The protection offered by the first amendment goes both ways. You do not have to submit to the religious beliefs of others, but in turn, you have no right to impose your doctrines on them. The fairest way to insure this is the establishment of a “Wall of separation between church and state”. At this point you’re saying, wait, Scott, didn’t you just say that Jefferson wrote that in a letter? That it was never made into law? Wasn’t the country founded by Christians anyways? Don’t we have a history and a culture of being Christian regardless of the specific language of the Constitution? All of that is true, but before I end let me share three more thoughts with you:
One: Jefferson was never able to get the “separation” language into law, but he fully intended the Danbury letter to be public and more importantly, what we would now call a “position paper”. Here’s the full text of the “separation” paragraph: “Believing that religion is a matter which lies solely between man and his God, that he owes account to none other for his faith or his worship, that the legislative powers of government reach actions only, and not opinions, I contemplate with sovereign reverence that act of the whole American people which declared that their Legislature should “make no law respecting an establishment of religion, or prohibiting the free exercise thereof,” thus building a wall of separation between Church and State

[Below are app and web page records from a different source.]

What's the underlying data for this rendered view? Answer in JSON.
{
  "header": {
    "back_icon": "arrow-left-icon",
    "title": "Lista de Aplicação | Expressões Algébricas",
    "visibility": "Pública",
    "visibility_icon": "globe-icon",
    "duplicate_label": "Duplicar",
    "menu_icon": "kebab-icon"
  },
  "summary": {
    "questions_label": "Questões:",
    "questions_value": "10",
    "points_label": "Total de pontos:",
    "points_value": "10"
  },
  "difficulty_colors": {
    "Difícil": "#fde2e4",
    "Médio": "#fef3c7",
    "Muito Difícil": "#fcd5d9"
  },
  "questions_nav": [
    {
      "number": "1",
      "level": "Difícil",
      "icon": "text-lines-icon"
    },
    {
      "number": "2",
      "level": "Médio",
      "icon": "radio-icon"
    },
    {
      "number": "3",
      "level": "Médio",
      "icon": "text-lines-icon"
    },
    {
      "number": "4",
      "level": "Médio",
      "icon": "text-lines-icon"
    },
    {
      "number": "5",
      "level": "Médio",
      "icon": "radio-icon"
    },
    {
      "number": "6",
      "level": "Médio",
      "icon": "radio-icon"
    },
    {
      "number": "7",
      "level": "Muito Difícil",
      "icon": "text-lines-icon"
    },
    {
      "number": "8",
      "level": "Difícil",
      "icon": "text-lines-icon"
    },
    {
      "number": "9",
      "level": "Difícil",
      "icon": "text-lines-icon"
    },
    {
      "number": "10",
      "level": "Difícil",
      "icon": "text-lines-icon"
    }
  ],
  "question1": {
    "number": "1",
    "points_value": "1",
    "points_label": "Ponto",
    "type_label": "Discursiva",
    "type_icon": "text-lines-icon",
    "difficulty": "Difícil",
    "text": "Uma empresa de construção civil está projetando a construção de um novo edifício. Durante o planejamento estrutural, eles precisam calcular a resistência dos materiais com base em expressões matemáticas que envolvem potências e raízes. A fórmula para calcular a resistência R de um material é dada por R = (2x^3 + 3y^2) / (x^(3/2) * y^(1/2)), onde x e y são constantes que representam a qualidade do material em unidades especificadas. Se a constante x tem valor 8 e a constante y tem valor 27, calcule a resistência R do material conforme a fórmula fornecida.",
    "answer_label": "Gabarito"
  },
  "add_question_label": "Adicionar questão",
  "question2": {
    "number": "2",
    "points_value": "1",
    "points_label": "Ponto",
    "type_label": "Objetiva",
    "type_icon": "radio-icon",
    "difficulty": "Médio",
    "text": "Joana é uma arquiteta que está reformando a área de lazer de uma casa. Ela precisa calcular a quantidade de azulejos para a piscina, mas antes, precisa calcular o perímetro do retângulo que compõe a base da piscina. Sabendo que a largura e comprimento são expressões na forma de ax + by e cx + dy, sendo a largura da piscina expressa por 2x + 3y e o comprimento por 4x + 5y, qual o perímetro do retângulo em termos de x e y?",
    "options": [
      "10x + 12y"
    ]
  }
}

Two: To those who are still insistent that our founders intended this to be a Christian nation, I’ll offer this piece of evidence: One of the first acts of congress was a trade treaty, the “Treaty of Tripoli”. We don’t have time for details, but Article 11 is germane to the discussion: “As the Government of the United States of America is not, in any sense, founded on the Christian religion,—as it has in itself no character of enmity against the laws, religion, or tranquility, of Mussulmen,—and as the said States never entered into any war or act of hostility against any Mahometan nation, it is declared by the parties that no pretext arising from religious opinions shall ever produce an interruption of the harmony existing between the two countries.”

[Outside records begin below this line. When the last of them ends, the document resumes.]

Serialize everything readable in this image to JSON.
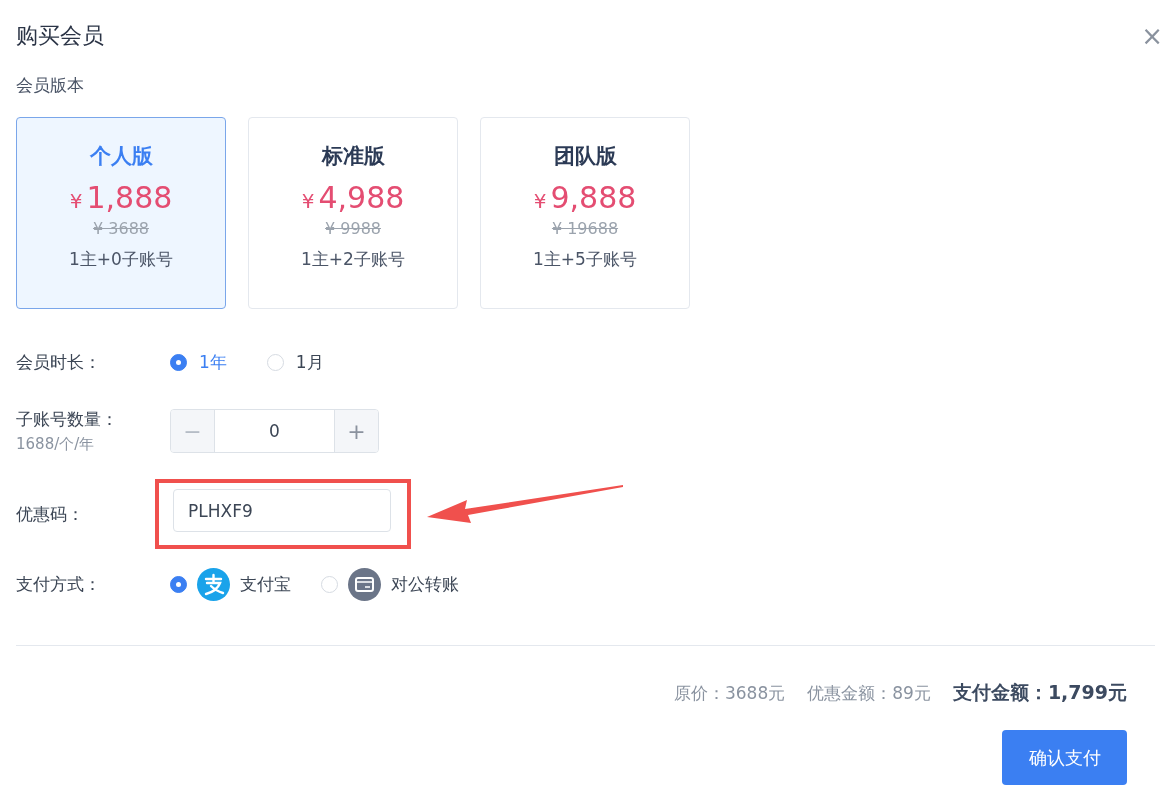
{
  "dialog": {
    "title": "购买会员",
    "close": "×"
  },
  "plans_label": "会员版本",
  "plans": [
    {
      "name": "个人版",
      "currency": "¥",
      "price": "1,888",
      "original": "¥ 3688",
      "accounts": "1主+0子账号",
      "selected": true
    },
    {
      "name": "标准版",
      "currency": "¥",
      "price": "4,988",
      "original": "¥ 9988",
      "accounts": "1主+2子账号",
      "selected": false
    },
    {
      "name": "团队版",
      "currency": "¥",
      "price": "9,888",
      "original": "¥ 19688",
      "accounts": "1主+5子账号",
      "selected": false
    }
  ],
  "duration": {
    "label": "会员时长：",
    "options": [
      {
        "label": "1年",
        "selected": true
      },
      {
        "label": "1月",
        "selected": false
      }
    ]
  },
  "sub_accounts": {
    "label": "子账号数量：",
    "hint": "1688/个/年",
    "minus": "−",
    "value": "0",
    "plus": "+"
  },
  "coupon": {
    "label": "优惠码：",
    "value": "PLHXF9",
    "highlighted": true
  },
  "payment": {
    "label": "支付方式：",
    "options": [
      {
        "kind": "alipay",
        "label": "支付宝",
        "selected": true
      },
      {
        "kind": "bank",
        "label": "对公转账",
        "selected": false
      }
    ]
  },
  "summary": {
    "original": "原价：3688元",
    "discount": "优惠金额：89元",
    "total": "支付金额：1,799元"
  },
  "confirm_button": "确认支付"
}
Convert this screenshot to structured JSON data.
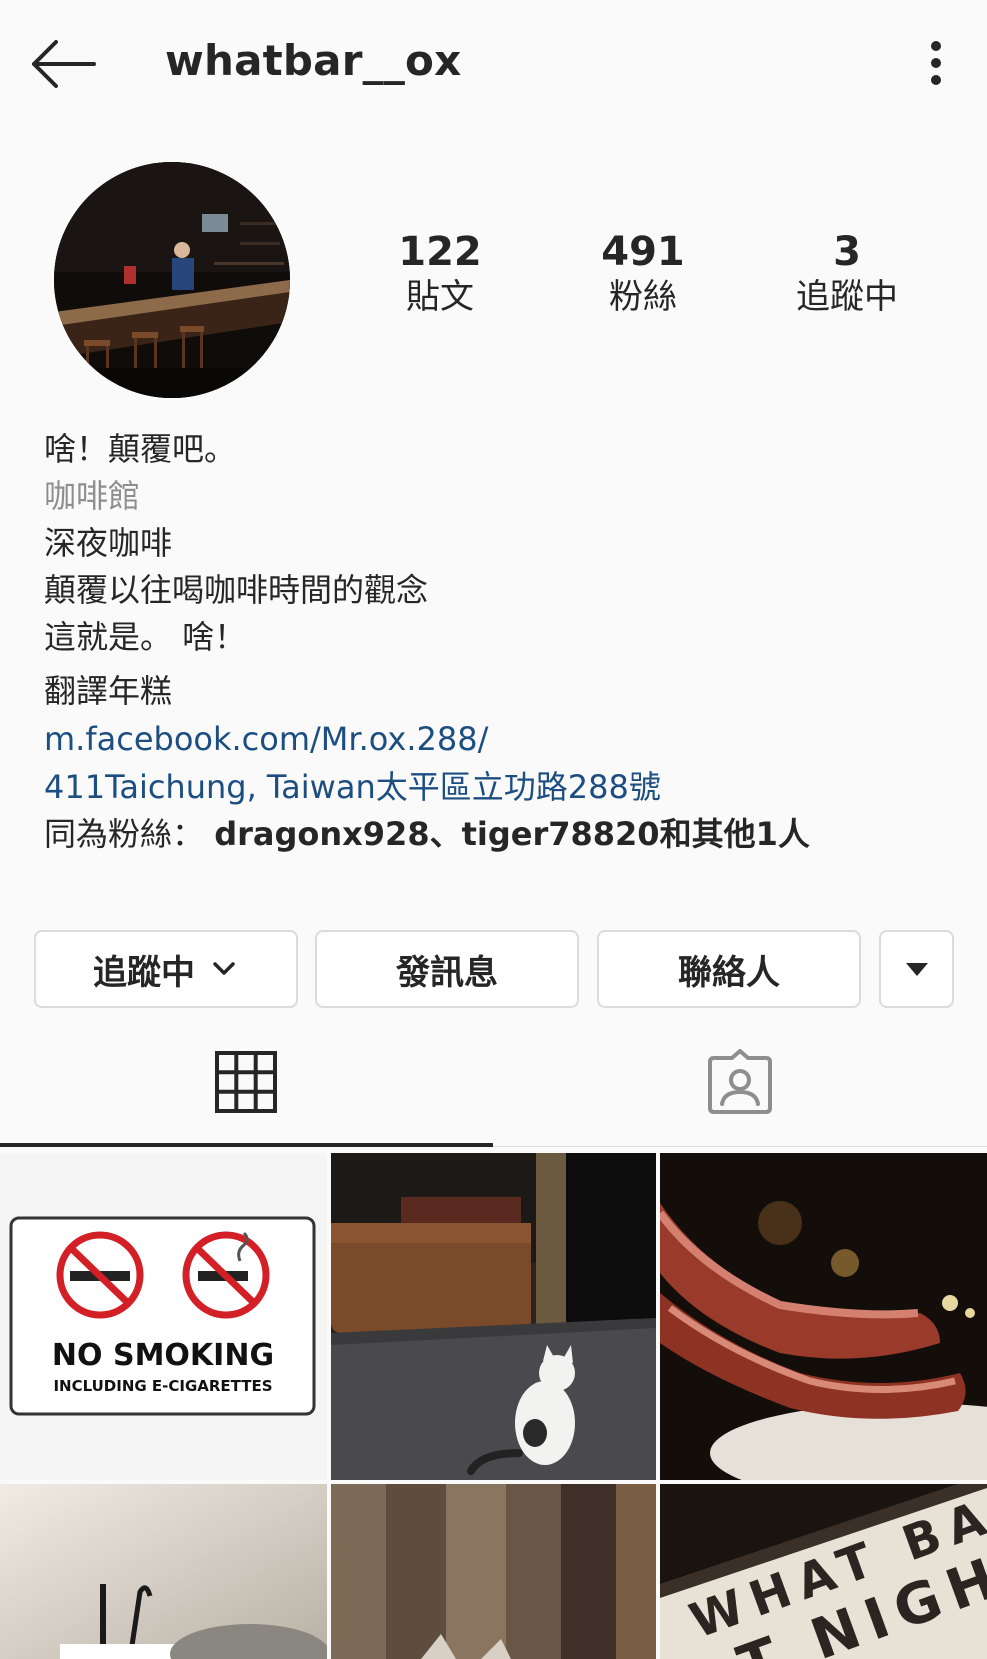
{
  "header": {
    "username": "whatbar__ox",
    "back_icon": "arrow-left-icon",
    "more_icon": "more-vertical-icon"
  },
  "stats": [
    {
      "count": "122",
      "label": "貼文"
    },
    {
      "count": "491",
      "label": "粉絲"
    },
    {
      "count": "3",
      "label": "追蹤中"
    }
  ],
  "bio": {
    "name": "啥！顛覆吧。",
    "category": "咖啡館",
    "lines": [
      "深夜咖啡",
      "顛覆以往喝咖啡時間的觀念",
      "這就是。 啥！"
    ],
    "translate": "翻譯年糕",
    "website": "m.facebook.com/Mr.ox.288/",
    "address": "411Taichung, Taiwan太平區立功路288號",
    "mutual_prefix": "同為粉絲：",
    "mutual_names": "dragonx928、tiger78820",
    "mutual_suffix": "和其他1人"
  },
  "actions": {
    "following": "追蹤中",
    "message": "發訊息",
    "contact": "聯絡人"
  },
  "tabs": {
    "grid_icon": "grid-icon",
    "tagged_icon": "tagged-person-icon"
  },
  "posts": {
    "no_smoking_title": "NO SMOKING",
    "no_smoking_sub": "INCLUDING E-CIGARETTES",
    "lightbox_line1": "WHAT BA",
    "lightbox_line2": "T NIGHT"
  },
  "colors": {
    "text": "#262626",
    "secondary": "#8e8e8e",
    "link": "#1c4e82",
    "border": "#dbdbdb",
    "no_smoking_red": "#d32027"
  }
}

Three: Search the entire constitution, as long as you want and you will not find the words Christian, God, and/or Jesus. They are simply not part of our most important document.
Taking all of that into account, I think one of the greatest tragedies of our modern political world is that those who should be the most arduous defenders of the protections offered by the 1st amendment are those who argue most vociferously against it.

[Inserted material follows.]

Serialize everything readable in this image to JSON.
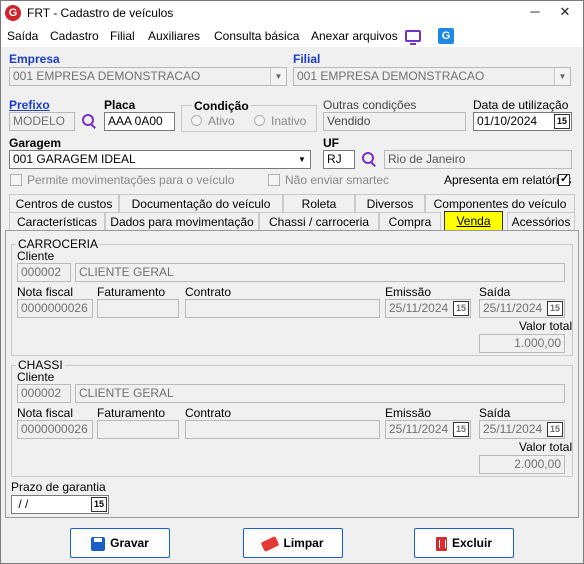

The first amendment and the secular society that it spawned are not the enemy of religion, they are the strongest protection and defense we have for our right to practice our faith or to live without it.
Separation is not negation.